This essential relationship with a broader community of fellow Christians and neighbors is, I think, the most important response to your second concern. Anytime people take religious claims seriously, there’s a danger. The worst things people do to one another are done in the name of what’s right—and “God” can justify a multitude of sins. The biggest danger of fundamentalism—be it Southern Baptist or Sunni extremist—is lack of accountability. Any monastic expression needs to be accountable to people outside of the community’s family system. At Rutba House, our members are also members of local churches. We’ve also asked neighbors who know our life to conduct occasional community health check ups. The only way to see what we can’t see about ourselves is to ask others to help.

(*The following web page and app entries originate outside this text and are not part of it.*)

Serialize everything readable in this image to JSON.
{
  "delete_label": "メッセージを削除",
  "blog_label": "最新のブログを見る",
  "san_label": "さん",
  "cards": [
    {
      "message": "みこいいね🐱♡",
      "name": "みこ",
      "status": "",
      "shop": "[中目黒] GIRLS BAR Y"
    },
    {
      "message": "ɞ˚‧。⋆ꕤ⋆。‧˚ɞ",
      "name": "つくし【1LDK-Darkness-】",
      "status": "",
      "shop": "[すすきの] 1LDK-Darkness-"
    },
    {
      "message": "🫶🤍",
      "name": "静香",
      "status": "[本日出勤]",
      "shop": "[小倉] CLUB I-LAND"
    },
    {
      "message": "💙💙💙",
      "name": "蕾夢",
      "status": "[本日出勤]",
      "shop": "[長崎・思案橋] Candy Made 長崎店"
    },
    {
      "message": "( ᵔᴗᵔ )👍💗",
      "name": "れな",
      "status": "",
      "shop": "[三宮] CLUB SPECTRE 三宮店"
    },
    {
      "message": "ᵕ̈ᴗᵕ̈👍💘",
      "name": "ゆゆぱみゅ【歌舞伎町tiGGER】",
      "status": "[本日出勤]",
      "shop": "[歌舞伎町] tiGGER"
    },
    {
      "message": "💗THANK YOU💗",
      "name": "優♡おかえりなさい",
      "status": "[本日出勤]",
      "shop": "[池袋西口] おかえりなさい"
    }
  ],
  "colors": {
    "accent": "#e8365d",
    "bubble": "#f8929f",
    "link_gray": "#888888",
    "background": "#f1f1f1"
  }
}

Which brings us to your third concern—one that we all share. After so many splits and divisions in church history, where does authority lie? Who, in particular, is an individual or community submitting to if they commit to submit to “the Church”? I concede that “new monastics” haven’t figured this out, but I’m not sure that you solve the problem by joining the Roman Catholic or Orthodox Church. What we have, however we shake it, is a tradition that has become fragmented into many, many parts. Sure, some streams can claim apostolic succession. I respect that. But I was born and raised Baptist by people who claim direct access to our Lord and Savior Jesus Christ. I respect that too, however much it has been abused.

For me, the most important commitment of any religious movement—monastic or otherwise—must be to not further fracture a deeply divided Church. We can’t pretend there’s any simple way to overcome the wounds of history. But we can choose not to perpetuate the free market logic of America’s church shopping that marches on toward a religious smorgasbord of individually tailored faiths. We can commit to join the congregations that exist in the places where we are and pray with them and Jesus that “we may be One as I and the Father are One.”

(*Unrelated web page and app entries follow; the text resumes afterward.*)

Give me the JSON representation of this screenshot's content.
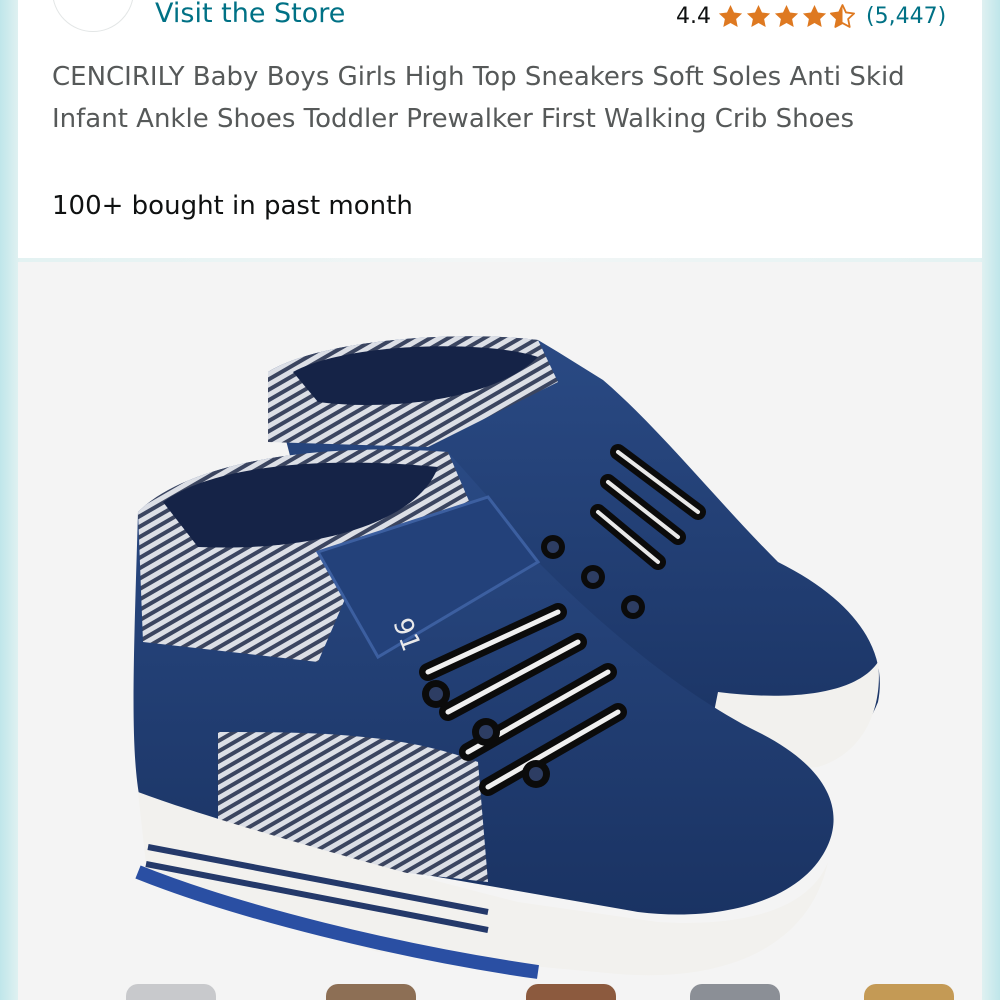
{
  "store": {
    "link_label": "Visit the Store"
  },
  "rating": {
    "value": "4.4",
    "stars": 4.4,
    "review_count": "(5,447)"
  },
  "product": {
    "title": "CENCIRILY Baby Boys Girls High Top Sneakers Soft Soles Anti Skid Infant Ankle Shoes Toddler Prewalker First Walking Crib Shoes",
    "bought_text": "100+ bought in past month",
    "image_tag_text": "91"
  },
  "colors": {
    "link": "#007185",
    "star": "#de7921",
    "shoe_navy": "#1f3a6b"
  },
  "icons": {
    "star": "star-icon",
    "half_star": "half-star-icon"
  }
}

But we do not do this in a vacuum. At the moment in America, we are trying to follow the way of Jesus (with the help of Benedict) in the face of economic and political powers that tell us we cannot be “Christian” without some common enemy. Some say it’s the Muslims we have to hate in order to know who we are. Some say it’s the liberals. Others that it’s the gays. My concern about the enthusiasm with which some have adopted your “Ben Op” is that it could easily be manipulated to perpetuate this other-ing. Maybe this is part of what your wife is getting at when she warns against fundamentalism. I mean, in a world where the powers thrive via a divide-and-conquer strategy, nothing could be more dangerous than circling our wagons and retreating with those who share our bias about the world (be it “liberal” or “conservative”).

So how can we learn from Benedict and Jesus a way toward unity rather than further division?

To be continued…